The gorgeous red hues of sunrise at dawn, the golden white shimmering towards noon, or the brilliant tangerine winter sunset over a snowy field, the sun never ceases to awe us with its display of colours! But have you ever given thought to the range of colours that you witness every day? When asked about the colour of sunlight, a reflexive response would be, ‘yellow’ or ‘white’! You might also answer ‘red’ or ‘orange’ if ‘dawn and dusk’ pop up in your mind’s eye. Nevertheless, what really is the colour of sunlight?
Demonstrating the Colour of Sunlight through an Experiment
Let us demonstrate the colour of sunlight through a small activity.
Requirements: A Prism and a White Sheet of Paper
- Take a glass prism in a dark room
- Place it in a position such that the direct sunlight falls on it through a hole in the window shutter of the room.
- Fix the white paper on the opposite wall where the sunlight is reflected through the prism.
We observe on the paper that the sunlight is split into a spectrum of colours. Pretty much like the rainbow, every colour in VIBGYOR, that is, Violet, Indigo, Blue, Green, Yellow, Orange and Red, can be seen. The conclusion drawn here is that sunlight is nothing but a mixture of seven colours. And these seven colours combine to form the white light.
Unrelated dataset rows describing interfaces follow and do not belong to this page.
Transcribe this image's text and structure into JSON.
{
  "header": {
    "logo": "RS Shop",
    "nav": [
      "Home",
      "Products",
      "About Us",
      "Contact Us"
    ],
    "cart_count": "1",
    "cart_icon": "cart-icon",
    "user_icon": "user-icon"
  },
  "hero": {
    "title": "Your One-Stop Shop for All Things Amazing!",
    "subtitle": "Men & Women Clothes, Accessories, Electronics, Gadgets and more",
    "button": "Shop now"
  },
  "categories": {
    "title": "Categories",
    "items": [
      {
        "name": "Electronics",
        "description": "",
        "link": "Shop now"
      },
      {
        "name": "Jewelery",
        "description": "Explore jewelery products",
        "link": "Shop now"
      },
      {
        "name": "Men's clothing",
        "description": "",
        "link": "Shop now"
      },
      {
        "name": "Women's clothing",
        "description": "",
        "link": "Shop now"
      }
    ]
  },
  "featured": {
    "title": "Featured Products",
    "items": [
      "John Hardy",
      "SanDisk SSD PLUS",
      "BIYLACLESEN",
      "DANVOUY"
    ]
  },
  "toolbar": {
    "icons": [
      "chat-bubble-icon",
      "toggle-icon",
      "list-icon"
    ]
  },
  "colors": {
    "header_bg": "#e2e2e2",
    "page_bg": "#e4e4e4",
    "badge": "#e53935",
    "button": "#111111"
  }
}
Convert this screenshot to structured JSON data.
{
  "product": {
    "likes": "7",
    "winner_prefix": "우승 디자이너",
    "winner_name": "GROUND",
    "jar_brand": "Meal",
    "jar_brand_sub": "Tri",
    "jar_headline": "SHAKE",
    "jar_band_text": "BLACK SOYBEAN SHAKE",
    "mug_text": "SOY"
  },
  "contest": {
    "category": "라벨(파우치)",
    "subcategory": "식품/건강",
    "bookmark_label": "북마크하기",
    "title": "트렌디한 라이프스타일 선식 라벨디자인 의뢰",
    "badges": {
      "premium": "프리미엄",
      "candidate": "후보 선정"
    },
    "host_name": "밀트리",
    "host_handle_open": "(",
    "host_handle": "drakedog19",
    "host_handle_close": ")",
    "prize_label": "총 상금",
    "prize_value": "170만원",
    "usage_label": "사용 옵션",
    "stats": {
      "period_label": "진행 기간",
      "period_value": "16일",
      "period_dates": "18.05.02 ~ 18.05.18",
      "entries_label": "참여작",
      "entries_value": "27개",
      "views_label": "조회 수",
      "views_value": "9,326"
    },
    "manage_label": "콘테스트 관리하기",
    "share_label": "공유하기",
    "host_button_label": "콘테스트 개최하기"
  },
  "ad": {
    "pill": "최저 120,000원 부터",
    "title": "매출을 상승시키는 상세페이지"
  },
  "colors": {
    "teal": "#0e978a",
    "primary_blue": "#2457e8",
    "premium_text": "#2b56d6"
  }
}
Why Don’t We See Sunlight as Seven Colours?
When the sun’s rays enter the earth, they get distorted by the earth’s atmosphere, air molecules, dust, smoke and pollution. We know that different colours of the spectrum have different wavelengths. The short-wavelength blue and violet are scattered more than colours at the lower end of the spectrum, which are less easily scattered.
: If the sun is high overhead in the sky, the rays suffer the least amount of interference because the distance covered by them is the least at that point in time. Consequently, the blue light is scattered, and the sky appears blue, whereas the colour of sunlight appears yellow.
Morning and Evening
: During the sunrise and sunset, the sun is near the horizon, due to which the light rays have to travel a longer distance through the atmosphere. As a result, there is more interference which causes more scattering. Consequently, most of the colours, including blue as well as yellow, are scattered, leaving the red light. Hence, the colour of sunlight appears in the tinges of orange and red during dawn and dusk.
Learn about Refraction of Light with BYJU’S.